I'm a wife to my "Mr. Right". A momma of five. A maker of slow food and simple living. A collector of memories, a keeper of books, and a champion for books that make memories. An addict who likes my half-and-half with a splash of coffee. A fractured pot transformed by the One Who makes broken things beautiful. I heart homeschooling, brake for libraries, and am glad you're here with me on the journey! Be sure to subscribe to my monthly newsletter. Or, follow along with Facebook, Instagram, Twitter, Google +, Youtube, or Pinterest.

Christmas Tradition: A Gift to Jesus

The Unlikely Homeschool-GIft to Jesus

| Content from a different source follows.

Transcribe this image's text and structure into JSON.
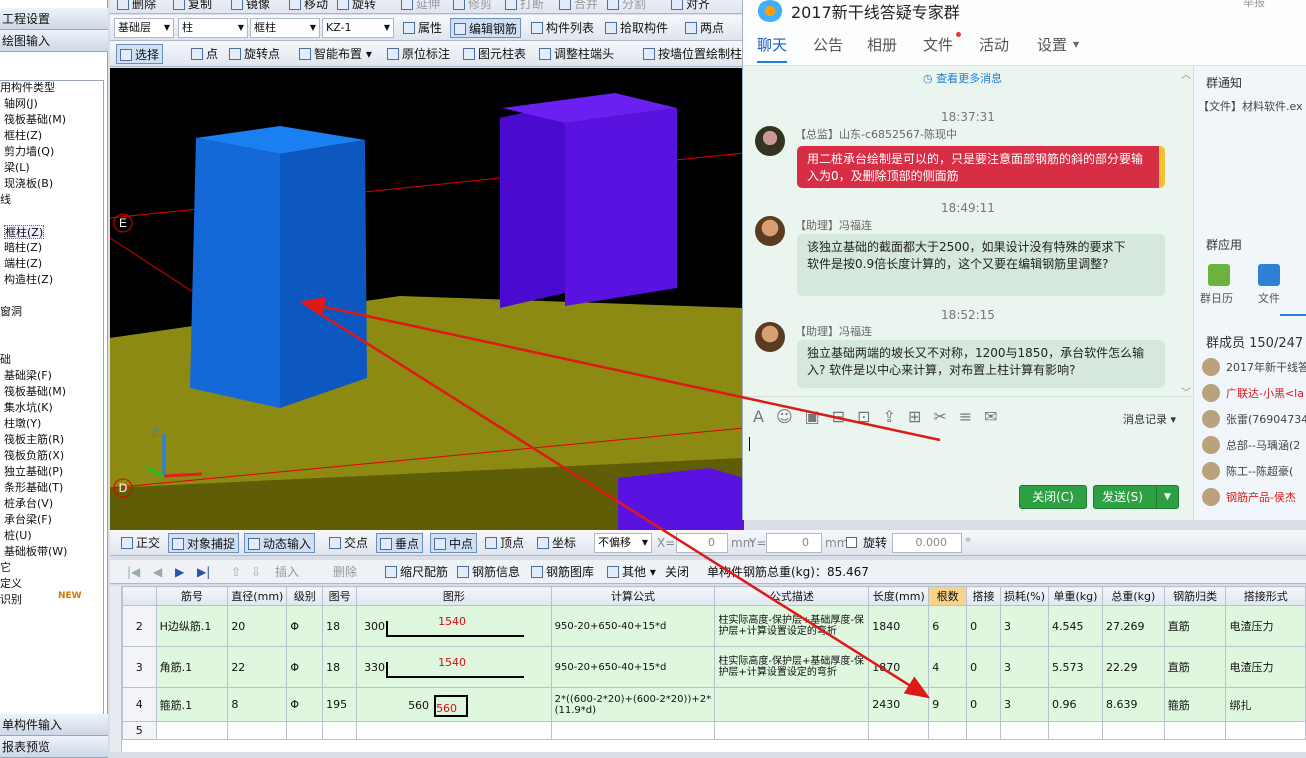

Nestled under the tree amidst the paper-wrapped packages sits a small tin box. Adorned with painted jewels and gold trim, it is anything but obscure. It was a gift passed along by a great-grandma and holds a special place under our tree and in our hearts. Despite its very ostentatious exterior, its inside is really quite plain. It typically only holds a simple slip of paper...a paper placed there by a Little One eager to be "Hands and Feet."

Every year, during the rush of the Christmas season, we pause...
For one evening, we all come together and pause to plan a gift for Jesus. A gift we will give to "the least of these" because in doing so, we are giving it to Him.

In our continuing effort to teach our children to love God and love others, the Hubs and I have determined to focus one of our Advent Countdown Activities on our tin box under the tree.

Each Christmas brings anticipation for how God will stir our hearts and move our feet to serve Him by serving others.

Even during the early years of our family when the possibilities were much larger than our pocketbook, we scraped together what little we had in hopes that our small offering would be multiplied for multitudes. We scribbled our gift on a slip of paper, placed it in our box, and rejoiced in knowing that God doesn't need us or our meager givings for His perfect plan, but if we're willing, He chooses to use us.

This year, we have chosen to "rewrap" our gift from last year. Once, again, we will allow each one of our children to select a gift from the World Vision catalog...a goat...a set of chickens...fresh water...medical supplies...whatever they feel led to choose. We will give these gifts in gratefulness to the Baby who gave Himself for us.

I let you peek inside our tin box not to boast over our small gifts, but to invite you to place a slip inside. This year, I encourage you to pause...
Pause and then give...
It's His birthday, after all.


  1. Love that tradition of yours! I started a new tradition this year with my family; the Advent Calendar. I know that people do the Advent Calendar in so many ways, but all I knew before starting one is that I didn't want it to be, "self focused". We did the World Vision catalog this year like you and it just broke my heart going through the catalog because I wish we had lot's and lot's of money to help everyone in need!!

  2. I stumbled upon your blog while searching Pinterest. I am so excited that I did. Great ideas.. most I'd like to start using with my own boys! :) Thank you!

  3. I really like this idea. I think I'll talk to my husband about doing something similar to add to our traditions. Here is how our family gives a gift to Jesus on his birthday. My mother-in-law bought us a beautiful Italian-made baby Jesus in the manger (porcelain?) as a souvenir from a trip she took to Europe. Jesus is fairly large, filling the palm of an adult's hand. We put only the manger out at the beginning of Advent, and leave Jesus packed away. For now we put it up high on top of our piano so little people don't break it. We put a little pretty box of "straw" beside it (bits of craft raffia and white and yellow yarn) and every time anyone in the family does a good deed during Lent, he/she puts one piece of straw in the manger. We encourage the children to do lots of good deeds to make Jesus's bed really cozy in time for his birthday. Then on Christmas morning, before anyone else opens a gift, we get the baby Jesus out, sing Happy Birthday to him, and lay him in the manger, in all of the good deeds that we have done for him during the past four weeks. Usually we let the youngest child have the honour of laying him in the manger (not the current baby, of course, but usually a toddler). Even our teenagers still enjoy this tradition, and obviously the meaning of it sinks in a little more as they get older.

    1. I have a friend who does a similar straw tradition at Christmas. I love that! Thanks for sharing!